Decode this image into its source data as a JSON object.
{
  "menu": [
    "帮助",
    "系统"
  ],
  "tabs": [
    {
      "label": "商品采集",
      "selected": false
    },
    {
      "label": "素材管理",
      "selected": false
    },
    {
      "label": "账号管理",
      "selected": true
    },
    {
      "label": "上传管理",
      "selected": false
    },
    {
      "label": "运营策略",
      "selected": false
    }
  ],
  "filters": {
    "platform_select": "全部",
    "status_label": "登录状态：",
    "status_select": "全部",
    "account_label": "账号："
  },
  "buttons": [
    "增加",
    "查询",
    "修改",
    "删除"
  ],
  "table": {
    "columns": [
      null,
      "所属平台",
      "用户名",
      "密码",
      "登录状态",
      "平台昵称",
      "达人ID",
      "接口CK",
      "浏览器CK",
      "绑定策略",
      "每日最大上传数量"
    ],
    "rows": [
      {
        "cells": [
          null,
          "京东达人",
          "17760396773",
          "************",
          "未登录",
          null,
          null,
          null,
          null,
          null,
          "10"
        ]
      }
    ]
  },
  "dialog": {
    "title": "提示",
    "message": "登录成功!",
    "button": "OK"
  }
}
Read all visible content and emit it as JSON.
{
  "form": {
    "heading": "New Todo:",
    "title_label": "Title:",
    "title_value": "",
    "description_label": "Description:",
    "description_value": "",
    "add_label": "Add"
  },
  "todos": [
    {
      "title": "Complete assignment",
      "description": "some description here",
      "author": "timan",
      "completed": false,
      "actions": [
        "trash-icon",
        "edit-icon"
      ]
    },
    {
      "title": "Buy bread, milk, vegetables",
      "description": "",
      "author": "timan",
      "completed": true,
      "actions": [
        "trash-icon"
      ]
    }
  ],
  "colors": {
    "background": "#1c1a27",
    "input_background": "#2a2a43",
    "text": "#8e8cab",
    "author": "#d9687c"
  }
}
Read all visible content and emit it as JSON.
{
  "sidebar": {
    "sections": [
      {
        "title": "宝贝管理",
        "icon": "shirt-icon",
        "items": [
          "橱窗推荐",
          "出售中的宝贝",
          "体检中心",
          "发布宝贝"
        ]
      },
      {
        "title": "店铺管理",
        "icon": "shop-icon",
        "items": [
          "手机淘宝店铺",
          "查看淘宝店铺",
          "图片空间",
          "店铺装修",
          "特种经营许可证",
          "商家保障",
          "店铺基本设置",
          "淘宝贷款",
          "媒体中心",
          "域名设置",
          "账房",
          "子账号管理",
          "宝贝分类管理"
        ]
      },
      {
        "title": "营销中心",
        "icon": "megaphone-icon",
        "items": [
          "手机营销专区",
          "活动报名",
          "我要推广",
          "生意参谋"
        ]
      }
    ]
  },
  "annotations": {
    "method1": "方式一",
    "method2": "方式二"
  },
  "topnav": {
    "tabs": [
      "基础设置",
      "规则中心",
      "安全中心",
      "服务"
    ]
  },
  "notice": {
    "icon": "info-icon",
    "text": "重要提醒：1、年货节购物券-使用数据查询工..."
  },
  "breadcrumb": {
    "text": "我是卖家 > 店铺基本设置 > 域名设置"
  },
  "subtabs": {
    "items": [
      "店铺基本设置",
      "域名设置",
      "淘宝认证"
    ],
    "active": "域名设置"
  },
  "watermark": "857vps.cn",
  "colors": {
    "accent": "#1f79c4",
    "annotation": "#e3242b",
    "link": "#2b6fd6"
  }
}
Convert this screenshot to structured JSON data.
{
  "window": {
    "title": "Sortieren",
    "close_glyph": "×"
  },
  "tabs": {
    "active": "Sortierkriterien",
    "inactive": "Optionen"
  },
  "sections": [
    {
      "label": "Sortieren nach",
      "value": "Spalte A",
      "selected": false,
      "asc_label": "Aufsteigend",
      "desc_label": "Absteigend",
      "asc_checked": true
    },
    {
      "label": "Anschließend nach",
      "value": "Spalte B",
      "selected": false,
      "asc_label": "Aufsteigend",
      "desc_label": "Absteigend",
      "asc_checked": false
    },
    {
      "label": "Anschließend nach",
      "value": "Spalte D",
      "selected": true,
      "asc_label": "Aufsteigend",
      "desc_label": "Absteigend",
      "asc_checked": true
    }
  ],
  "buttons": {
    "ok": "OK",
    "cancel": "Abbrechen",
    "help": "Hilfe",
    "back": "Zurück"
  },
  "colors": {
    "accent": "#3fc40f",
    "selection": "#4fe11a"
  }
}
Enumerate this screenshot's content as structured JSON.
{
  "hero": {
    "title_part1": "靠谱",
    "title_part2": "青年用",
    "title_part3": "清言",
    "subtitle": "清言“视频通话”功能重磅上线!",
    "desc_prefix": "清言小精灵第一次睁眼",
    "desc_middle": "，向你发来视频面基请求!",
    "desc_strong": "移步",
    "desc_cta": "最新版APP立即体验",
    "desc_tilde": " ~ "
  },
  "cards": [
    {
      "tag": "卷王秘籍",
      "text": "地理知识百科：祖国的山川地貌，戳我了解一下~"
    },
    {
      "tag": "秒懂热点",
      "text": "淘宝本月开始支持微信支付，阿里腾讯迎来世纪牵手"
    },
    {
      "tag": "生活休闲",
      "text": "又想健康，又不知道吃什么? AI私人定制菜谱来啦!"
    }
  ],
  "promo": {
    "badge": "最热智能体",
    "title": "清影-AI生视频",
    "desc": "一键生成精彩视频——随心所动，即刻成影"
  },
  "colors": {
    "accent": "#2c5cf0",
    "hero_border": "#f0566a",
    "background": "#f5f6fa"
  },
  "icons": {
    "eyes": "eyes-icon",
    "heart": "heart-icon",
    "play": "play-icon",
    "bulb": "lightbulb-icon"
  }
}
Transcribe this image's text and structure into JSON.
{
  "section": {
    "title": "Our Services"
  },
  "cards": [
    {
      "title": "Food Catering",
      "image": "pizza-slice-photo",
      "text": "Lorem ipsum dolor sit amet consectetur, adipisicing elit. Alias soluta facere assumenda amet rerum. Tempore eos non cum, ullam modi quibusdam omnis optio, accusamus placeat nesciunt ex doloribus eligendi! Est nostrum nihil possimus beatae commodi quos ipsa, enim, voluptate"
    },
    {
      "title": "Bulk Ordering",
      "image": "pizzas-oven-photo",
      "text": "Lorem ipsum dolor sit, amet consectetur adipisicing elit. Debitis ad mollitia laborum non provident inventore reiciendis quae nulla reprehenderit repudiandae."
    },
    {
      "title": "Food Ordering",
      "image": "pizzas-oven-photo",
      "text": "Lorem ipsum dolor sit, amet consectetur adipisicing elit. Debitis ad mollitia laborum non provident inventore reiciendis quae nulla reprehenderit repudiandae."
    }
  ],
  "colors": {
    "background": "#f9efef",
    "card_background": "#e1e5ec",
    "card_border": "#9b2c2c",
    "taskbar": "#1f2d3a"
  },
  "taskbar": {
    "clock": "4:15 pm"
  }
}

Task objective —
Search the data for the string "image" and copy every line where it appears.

Task response —
Decode this image into its source data as a JSON object.
Transcribe this image's text and structure into JSON.
      "image": "pizza-slice-photo",
      "image": "pizzas-oven-photo",
      "image": "pizzas-oven-photo",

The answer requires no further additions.